If an athlete is struggling with a mental aspect of their game, they often don’t know how to address the challenge.
They simply don’t know where to start.
And as a result, they do nothing...
These challenges can be anything.
From nerves and anxiety to performing really well in training but not taking this into competition.
You name it.
✖️ Poor decision-making.
✖️ Not coping with pressure.
✖️ Bad self-talk.
✖️ Lack of confidence.
✖️ Poor focus or concentration.
✖️ Getting angry while competing (i.e. losing composure).
✖️ Issues with coaches, parents or teammates.
✖️ Insecurities or fear around competitors.
The list goes on and on, and differs in scope and intensity from one athlete to the next.
"The most important thing sport psychology has taught me is that nothing is ever a problem, only a challenge.
I believe that without the help of a sport psychologist mental barriers could begrudge you the opportunity of reaching your full potential."
Nathania Van Niekerk:
South African 200m Backstroke Champion
Even if an athlete knows what to do, there is a common misconception that mental training can be done now and then.
Or, “I’ll fit it in when it suits me”.
Let’s contrast this with physical or technical training which gets diligently scheduled into the calendar... weeks or months in advance.
If you don't make mental training a priority in your calendar, it won't get done.
And yip, you guessed it…
If it doesn't get done, you'll have no advantage over your competition.
Even the best knowledge in the world means nothing without action.
Mental training isn’t more difficult than physical training.
It’s just different.
But most athletes are very achievement orientated. They want to be good at things and they want to be good at them right away.
So this is what happens:
An athlete acquires the necessary knowledge and comes up with a pretty good plan of action.

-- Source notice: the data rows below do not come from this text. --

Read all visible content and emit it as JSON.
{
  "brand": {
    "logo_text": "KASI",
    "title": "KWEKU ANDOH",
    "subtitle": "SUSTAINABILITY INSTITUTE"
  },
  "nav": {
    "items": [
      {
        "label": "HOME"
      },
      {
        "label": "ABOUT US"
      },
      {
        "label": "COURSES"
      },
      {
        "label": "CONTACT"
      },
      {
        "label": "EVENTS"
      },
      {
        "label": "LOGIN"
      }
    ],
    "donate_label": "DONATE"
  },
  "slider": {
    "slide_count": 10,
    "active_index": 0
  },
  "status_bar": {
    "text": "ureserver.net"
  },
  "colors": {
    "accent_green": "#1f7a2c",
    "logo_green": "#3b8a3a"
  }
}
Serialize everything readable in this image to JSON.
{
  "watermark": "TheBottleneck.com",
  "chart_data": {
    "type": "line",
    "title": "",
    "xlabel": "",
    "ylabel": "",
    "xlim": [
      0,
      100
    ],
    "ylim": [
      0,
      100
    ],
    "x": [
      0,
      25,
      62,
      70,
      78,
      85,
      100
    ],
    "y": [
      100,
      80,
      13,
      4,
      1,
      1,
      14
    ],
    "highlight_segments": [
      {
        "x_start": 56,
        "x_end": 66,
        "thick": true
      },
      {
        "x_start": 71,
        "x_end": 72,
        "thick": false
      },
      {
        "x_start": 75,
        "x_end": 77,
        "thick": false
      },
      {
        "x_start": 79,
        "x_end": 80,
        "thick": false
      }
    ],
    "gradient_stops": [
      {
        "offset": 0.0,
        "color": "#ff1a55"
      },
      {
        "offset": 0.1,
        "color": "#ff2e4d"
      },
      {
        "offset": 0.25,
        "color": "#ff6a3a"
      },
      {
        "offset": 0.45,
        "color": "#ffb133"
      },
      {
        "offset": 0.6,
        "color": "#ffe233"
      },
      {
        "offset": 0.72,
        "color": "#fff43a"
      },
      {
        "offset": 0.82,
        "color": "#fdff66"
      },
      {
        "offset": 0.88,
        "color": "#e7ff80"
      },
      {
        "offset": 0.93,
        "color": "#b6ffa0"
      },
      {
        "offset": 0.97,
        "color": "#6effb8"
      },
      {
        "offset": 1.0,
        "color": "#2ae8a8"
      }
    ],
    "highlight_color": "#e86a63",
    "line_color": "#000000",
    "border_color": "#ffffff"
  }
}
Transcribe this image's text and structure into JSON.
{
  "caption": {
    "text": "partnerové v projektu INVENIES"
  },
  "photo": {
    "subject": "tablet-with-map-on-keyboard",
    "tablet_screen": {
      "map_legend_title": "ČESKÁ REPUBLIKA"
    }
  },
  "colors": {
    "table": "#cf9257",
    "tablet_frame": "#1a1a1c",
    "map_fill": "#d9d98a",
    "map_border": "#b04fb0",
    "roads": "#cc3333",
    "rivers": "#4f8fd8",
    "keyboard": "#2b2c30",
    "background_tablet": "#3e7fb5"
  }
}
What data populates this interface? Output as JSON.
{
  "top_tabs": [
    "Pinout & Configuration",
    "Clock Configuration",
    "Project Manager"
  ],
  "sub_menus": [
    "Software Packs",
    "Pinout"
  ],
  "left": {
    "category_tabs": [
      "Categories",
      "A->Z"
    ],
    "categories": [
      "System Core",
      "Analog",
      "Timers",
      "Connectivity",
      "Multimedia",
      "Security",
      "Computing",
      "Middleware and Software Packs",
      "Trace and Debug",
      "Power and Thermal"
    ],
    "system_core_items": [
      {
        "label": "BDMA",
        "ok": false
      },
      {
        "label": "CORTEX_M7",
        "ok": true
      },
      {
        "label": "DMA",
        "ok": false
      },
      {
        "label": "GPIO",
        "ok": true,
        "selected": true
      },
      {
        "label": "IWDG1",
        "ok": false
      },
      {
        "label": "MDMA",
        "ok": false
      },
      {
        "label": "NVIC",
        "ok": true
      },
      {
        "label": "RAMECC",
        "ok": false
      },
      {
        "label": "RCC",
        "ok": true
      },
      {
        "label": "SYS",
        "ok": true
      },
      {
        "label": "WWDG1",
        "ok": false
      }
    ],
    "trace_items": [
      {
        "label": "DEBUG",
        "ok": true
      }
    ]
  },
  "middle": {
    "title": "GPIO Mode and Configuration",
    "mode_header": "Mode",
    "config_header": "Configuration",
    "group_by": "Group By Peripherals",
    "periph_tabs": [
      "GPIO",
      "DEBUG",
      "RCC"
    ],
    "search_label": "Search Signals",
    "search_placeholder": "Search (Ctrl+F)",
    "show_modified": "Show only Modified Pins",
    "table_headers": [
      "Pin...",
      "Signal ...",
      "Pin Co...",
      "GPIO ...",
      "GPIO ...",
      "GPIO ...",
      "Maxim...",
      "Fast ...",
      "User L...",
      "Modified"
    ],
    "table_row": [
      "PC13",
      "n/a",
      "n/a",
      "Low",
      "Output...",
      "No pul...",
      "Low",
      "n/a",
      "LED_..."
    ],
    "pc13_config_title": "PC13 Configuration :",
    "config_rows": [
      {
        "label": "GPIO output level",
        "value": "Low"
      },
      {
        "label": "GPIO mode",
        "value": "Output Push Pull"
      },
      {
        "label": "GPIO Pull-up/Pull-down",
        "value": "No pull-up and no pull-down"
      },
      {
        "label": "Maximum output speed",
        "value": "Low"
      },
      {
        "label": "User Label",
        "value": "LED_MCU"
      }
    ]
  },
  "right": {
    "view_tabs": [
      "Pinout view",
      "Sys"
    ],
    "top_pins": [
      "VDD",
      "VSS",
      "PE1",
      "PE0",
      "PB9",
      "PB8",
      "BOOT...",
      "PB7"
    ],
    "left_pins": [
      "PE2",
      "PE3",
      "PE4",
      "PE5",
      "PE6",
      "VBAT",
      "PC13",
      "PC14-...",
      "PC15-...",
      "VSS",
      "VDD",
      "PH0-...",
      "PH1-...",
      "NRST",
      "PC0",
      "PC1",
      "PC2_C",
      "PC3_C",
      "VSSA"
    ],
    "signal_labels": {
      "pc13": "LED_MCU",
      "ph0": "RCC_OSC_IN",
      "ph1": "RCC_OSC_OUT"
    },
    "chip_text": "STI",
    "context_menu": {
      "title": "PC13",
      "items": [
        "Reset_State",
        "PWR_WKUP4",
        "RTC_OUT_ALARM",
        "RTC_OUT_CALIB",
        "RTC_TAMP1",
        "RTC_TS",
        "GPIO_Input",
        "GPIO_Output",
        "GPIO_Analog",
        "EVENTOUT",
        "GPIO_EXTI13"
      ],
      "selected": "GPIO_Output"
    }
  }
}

But when things don’t improve as quickly as they would like them to, they give up altogether.
Without staying power, even the best-laid plans will yield disappointing results.